October 8, Rockwood Summit High School officials filled up a district school bus with biodiesel produced by students in the MECSS (Monsanto Education Center for Sustainable Solutions), a building located among the athletic field behind the school.
"This is a huge moment for us," said Rockwood Summit chemistry teacher Darrin Peters. "We're able to produce 50 percent biodiesel and 50 percent petroleum fuel that meets or exceeds federal standards for biodiesel."
The bus, along with some catering trucks at Washington University in St. Louis, has a gas tank which allows it to utilize the 50-50 biodiesel-petroleum blend. Rockwood Summit is entering into a partnership with Washington University.
"We're going to collect kitchen grease from campus, turn it into biodiesel, and sell it back to them. They will use that in three catering trucks on campus."
In a class titled Authentic Science Research, Summit senior Raegan Calvert said, "I've learned how beneficial biodiesel is and how important it is that we take advantage of this very, very green and friendly fuel source."

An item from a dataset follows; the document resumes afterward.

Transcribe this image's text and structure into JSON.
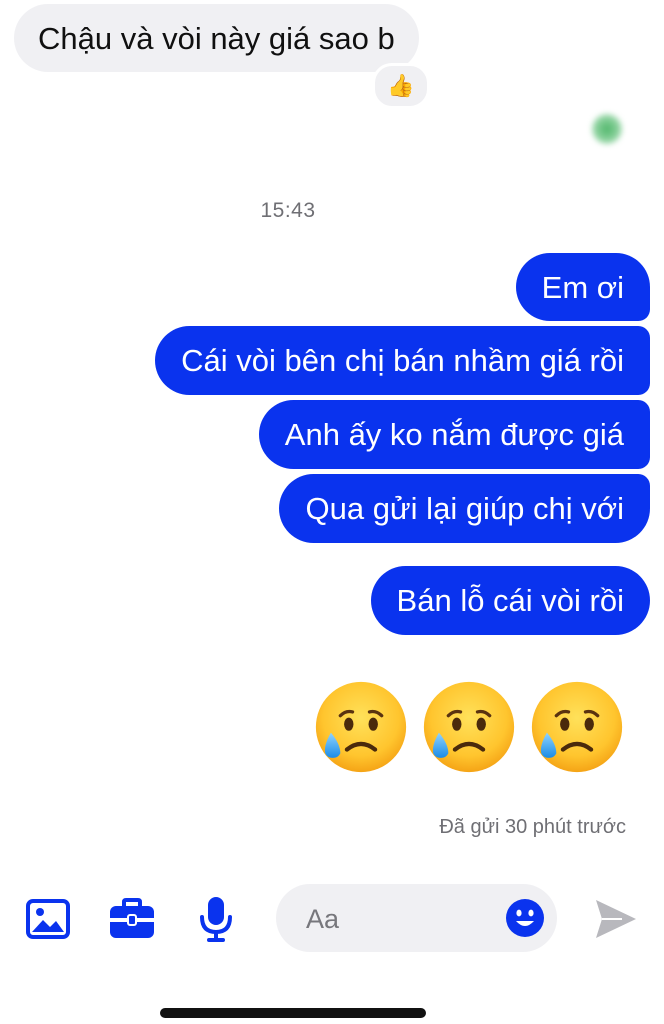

Junior Cory Meyer added, "I find it interesting that I can do that here in high school."
Peters said fueling the school bus helps demonstrate that the fuel blend is commercially viable and that there are alternatives to petroleum.
He addressed the topic of fuel efficiency.

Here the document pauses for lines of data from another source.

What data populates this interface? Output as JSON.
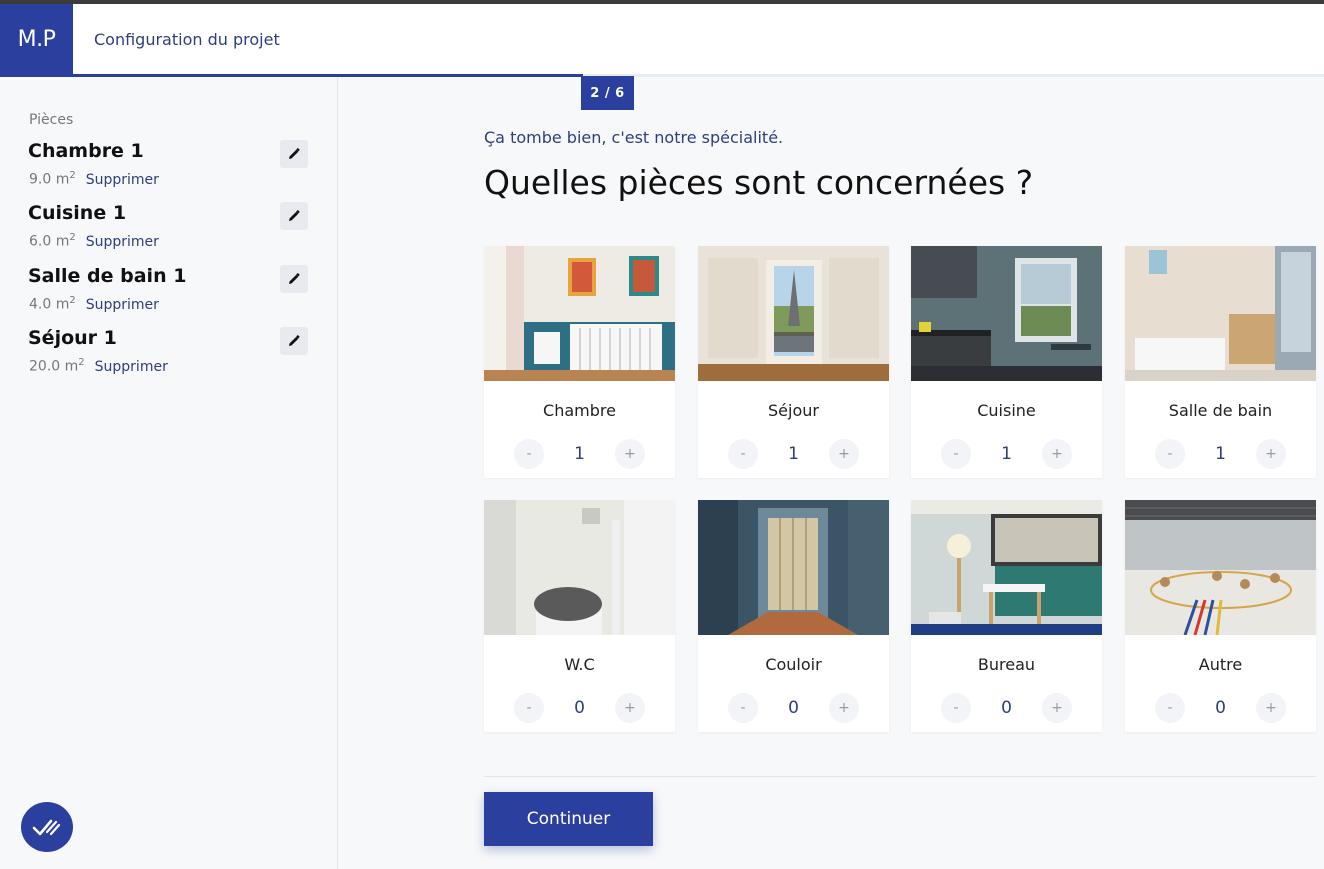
{
  "header": {
    "logo": "M.P",
    "title": "Configuration du projet",
    "step": "2 / 6",
    "progress": 0.44
  },
  "sidebar": {
    "heading": "Pièces",
    "rooms": [
      {
        "name": "Chambre 1",
        "area": "9.0 m",
        "unit": "2",
        "delete": "Supprimer"
      },
      {
        "name": "Cuisine 1",
        "area": "6.0 m",
        "unit": "2",
        "delete": "Supprimer"
      },
      {
        "name": "Salle de bain 1",
        "area": "4.0 m",
        "unit": "2",
        "delete": "Supprimer"
      },
      {
        "name": "Séjour 1",
        "area": "20.0 m",
        "unit": "2",
        "delete": "Supprimer"
      }
    ]
  },
  "main": {
    "subtitle": "Ça tombe bien, c'est notre spécialité.",
    "question": "Quelles pièces sont concernées ?",
    "cards": [
      {
        "label": "Chambre",
        "count": "1",
        "minus": "-",
        "plus": "+"
      },
      {
        "label": "Séjour",
        "count": "1",
        "minus": "-",
        "plus": "+"
      },
      {
        "label": "Cuisine",
        "count": "1",
        "minus": "-",
        "plus": "+"
      },
      {
        "label": "Salle de bain",
        "count": "1",
        "minus": "-",
        "plus": "+"
      },
      {
        "label": "W.C",
        "count": "0",
        "minus": "-",
        "plus": "+"
      },
      {
        "label": "Couloir",
        "count": "0",
        "minus": "-",
        "plus": "+"
      },
      {
        "label": "Bureau",
        "count": "0",
        "minus": "-",
        "plus": "+"
      },
      {
        "label": "Autre",
        "count": "0",
        "minus": "-",
        "plus": "+"
      }
    ],
    "continue": "Continuer"
  },
  "colors": {
    "brand": "#2b3f9e",
    "link": "#2f3e7d"
  }
}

"It's almost a 1-to-1 ratio as far as performance is concerned," he said. "The problem with biodiesel blends is in winter time - it gels at higher temperatures than petroleum. We were very careful with that, and we have procedures in place that should allow this to go through without a problem."
Peters also said Rockwood Summit officials are ready to make the MECSS available for field trips. He suggested it would be an appropriate destination for students in grades six and up.
"Students will learn how agriculture can be used for renewable fuels," said Peters. "They can learn how to test the fuel. They can learn how we use the byproduct of this process to make different types of soap and scents. We have a curriculum that's compatible with NGSS (Next Generation Science Standards)."
In another partnership with Ranken Technical College, Peters said a Rockwood Summit representative would be part of an educational trailer, similar to the MECSS, on location at the Spirit of St. Louis Air Show, Oct. 13-14.
"It is similar and has the same curriculum as the building on our campus, only it can be transported to other educational venues wherever somebody would like to use it."
Rockwood Summit students in Authentic Science Research class learn how to make biodiesel in the Monsanto Education
Center for Sustainable Solutions. Chemistry teacher Darrin Peters fills a school bus with the special 50-50 biodiesel-